Primary supervisor

Penny Zhang


Despite an increase in the usage of AI models in various domains, the reasoning behind the decisions of complex models may remain unclear to the end-user. Understanding why a model entails specific conclusions is crucial in many domains. A natural example of this need for explainability can be drawn from the use of a medical diagnostic system, where it combines patient history, symptoms and test results in a sophisticated way, estimate the probability that a patient has cancer, and give probabilistic prognoses for different treatment options. In order to accept the result, the patient, the doctor, and even the model developers want to understand (and should be told) why the model supports these conclusions. Unfortunately, decades of bitter experience show that the resulting models and reasoning are often too complex for even domain experts, let alone ordinary users, to understand unaided.

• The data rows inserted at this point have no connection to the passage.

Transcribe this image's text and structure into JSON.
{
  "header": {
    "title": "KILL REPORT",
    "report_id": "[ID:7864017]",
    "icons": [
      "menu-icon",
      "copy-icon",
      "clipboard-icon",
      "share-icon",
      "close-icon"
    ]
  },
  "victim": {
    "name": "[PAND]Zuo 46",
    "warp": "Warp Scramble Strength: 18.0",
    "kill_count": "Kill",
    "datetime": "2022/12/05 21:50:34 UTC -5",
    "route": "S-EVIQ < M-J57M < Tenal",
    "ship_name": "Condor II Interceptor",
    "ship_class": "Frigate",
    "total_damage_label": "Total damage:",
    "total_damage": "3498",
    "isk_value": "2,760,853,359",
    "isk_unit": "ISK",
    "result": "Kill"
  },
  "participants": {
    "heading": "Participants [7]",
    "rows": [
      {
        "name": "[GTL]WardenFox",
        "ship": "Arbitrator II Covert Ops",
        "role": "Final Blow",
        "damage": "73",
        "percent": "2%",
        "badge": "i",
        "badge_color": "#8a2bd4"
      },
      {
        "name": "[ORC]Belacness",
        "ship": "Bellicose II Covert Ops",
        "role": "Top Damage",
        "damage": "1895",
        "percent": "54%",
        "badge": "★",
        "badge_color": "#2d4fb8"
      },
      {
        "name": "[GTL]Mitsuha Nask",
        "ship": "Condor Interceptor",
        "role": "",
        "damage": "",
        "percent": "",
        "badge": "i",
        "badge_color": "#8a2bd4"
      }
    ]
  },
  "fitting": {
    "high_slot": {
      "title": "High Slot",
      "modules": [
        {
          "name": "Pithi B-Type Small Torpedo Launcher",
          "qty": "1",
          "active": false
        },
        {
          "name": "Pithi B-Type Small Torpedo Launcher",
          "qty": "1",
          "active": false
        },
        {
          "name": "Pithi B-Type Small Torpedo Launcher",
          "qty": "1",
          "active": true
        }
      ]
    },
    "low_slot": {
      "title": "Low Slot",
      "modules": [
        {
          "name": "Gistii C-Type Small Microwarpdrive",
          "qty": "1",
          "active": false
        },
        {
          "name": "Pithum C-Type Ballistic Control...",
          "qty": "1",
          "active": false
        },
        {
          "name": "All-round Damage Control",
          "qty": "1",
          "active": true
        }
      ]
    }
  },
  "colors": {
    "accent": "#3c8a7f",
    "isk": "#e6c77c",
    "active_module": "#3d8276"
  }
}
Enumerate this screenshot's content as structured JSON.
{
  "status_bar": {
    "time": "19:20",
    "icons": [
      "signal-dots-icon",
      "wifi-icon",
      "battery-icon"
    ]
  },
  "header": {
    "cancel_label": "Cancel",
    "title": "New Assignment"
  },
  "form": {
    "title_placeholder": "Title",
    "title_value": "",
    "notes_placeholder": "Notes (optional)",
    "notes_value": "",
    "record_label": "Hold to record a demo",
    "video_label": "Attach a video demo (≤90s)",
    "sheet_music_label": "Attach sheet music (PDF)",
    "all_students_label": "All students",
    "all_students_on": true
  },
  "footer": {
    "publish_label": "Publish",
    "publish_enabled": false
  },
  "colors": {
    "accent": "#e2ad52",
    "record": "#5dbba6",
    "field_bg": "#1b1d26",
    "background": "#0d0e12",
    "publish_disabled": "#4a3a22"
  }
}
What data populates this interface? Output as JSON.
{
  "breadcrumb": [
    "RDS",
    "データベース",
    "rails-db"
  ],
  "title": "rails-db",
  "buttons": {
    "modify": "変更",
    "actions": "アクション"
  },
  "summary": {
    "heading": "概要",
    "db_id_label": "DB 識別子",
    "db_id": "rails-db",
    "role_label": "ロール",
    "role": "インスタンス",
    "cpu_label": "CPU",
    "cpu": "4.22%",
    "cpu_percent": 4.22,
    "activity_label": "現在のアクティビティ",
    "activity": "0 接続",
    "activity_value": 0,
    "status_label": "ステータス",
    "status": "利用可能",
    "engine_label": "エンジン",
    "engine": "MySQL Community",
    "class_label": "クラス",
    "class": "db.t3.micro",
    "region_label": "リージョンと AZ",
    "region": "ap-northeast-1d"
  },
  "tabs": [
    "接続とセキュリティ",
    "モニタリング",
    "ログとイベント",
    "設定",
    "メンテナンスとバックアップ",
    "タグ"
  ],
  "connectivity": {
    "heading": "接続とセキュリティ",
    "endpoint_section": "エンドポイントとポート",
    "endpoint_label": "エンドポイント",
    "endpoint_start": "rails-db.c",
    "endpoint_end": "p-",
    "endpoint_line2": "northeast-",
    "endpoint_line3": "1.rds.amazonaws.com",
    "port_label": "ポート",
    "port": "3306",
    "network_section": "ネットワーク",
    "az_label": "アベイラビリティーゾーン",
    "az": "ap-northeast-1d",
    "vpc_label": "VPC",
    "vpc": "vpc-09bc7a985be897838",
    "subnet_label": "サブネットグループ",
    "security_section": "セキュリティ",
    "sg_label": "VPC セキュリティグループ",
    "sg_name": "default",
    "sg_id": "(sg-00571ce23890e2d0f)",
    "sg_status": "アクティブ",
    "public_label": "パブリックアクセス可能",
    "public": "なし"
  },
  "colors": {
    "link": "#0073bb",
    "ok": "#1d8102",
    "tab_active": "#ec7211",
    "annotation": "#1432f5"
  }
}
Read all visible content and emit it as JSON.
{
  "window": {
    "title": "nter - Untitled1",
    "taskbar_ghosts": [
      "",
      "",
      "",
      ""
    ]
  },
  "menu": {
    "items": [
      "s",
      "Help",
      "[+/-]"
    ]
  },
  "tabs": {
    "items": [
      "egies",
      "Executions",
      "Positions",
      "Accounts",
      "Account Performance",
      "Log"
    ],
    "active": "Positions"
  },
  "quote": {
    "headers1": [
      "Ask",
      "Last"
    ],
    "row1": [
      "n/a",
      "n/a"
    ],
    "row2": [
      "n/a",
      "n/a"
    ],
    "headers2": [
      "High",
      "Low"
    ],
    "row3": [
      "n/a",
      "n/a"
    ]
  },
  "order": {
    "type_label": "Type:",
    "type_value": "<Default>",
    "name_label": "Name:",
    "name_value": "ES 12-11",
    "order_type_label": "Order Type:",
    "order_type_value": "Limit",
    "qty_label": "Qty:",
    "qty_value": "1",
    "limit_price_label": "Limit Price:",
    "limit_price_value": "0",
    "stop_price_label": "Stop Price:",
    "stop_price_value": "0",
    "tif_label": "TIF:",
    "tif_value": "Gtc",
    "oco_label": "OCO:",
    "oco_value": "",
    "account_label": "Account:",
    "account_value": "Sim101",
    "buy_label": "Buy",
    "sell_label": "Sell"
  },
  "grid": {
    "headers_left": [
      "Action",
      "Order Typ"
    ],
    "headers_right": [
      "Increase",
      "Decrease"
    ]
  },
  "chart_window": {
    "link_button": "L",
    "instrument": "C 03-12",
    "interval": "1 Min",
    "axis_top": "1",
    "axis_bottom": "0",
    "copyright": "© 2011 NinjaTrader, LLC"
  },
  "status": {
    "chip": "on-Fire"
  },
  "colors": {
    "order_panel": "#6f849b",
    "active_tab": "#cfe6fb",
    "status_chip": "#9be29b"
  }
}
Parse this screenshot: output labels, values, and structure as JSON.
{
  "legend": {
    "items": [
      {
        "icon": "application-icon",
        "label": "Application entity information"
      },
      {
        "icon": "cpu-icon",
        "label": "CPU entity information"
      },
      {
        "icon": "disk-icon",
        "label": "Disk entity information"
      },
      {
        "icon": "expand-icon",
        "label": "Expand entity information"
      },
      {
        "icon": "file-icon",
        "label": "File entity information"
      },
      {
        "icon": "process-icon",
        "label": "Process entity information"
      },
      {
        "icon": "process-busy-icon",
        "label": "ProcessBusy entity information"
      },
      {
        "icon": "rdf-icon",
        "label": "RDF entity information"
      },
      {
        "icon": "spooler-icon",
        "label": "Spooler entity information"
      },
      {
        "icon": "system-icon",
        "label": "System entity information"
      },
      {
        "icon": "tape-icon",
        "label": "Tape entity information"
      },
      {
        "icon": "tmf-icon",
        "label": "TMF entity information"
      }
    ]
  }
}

Bayesian Networks (BNs) have become popular as a probabilistic AI tool for working with complex problems, especially in the field of medical and law. A Bayesian network consists of a graph and probability tables, together representing a joint probability distribution. From a Bayesian network, any probability of interest can be computed. The graphical structure contains information about (in)dependencies between variables, which makes a Bayesian network particularly suitable for modelling complex relations between variables.

Student cohort

Double Semester


We have an ARC project on improving human reasoning with causal Bayesian networks in a multimodal way, including verbal and visual explanations for BN. However, we will only focus on the verbal one in this minor thesis/honour project. We will investigate state-of-the-art Natural Language Generation (NLG) techniques to automatically generate comprehensive verbal explanations for BN. We believe that, combined with verbal explanations, people will have more confidence to trust and accept BN's predictions. The use of BN will be expanded in a wider range of applications. 


  1. A fundamental review of the explanation of BN:
  2. A recent review of the NLG approaches of BN:

Required knowledge

Have basic knowledge of the Bayesian network and its reasoning. 

Programming in Python/ Jave, e.t.c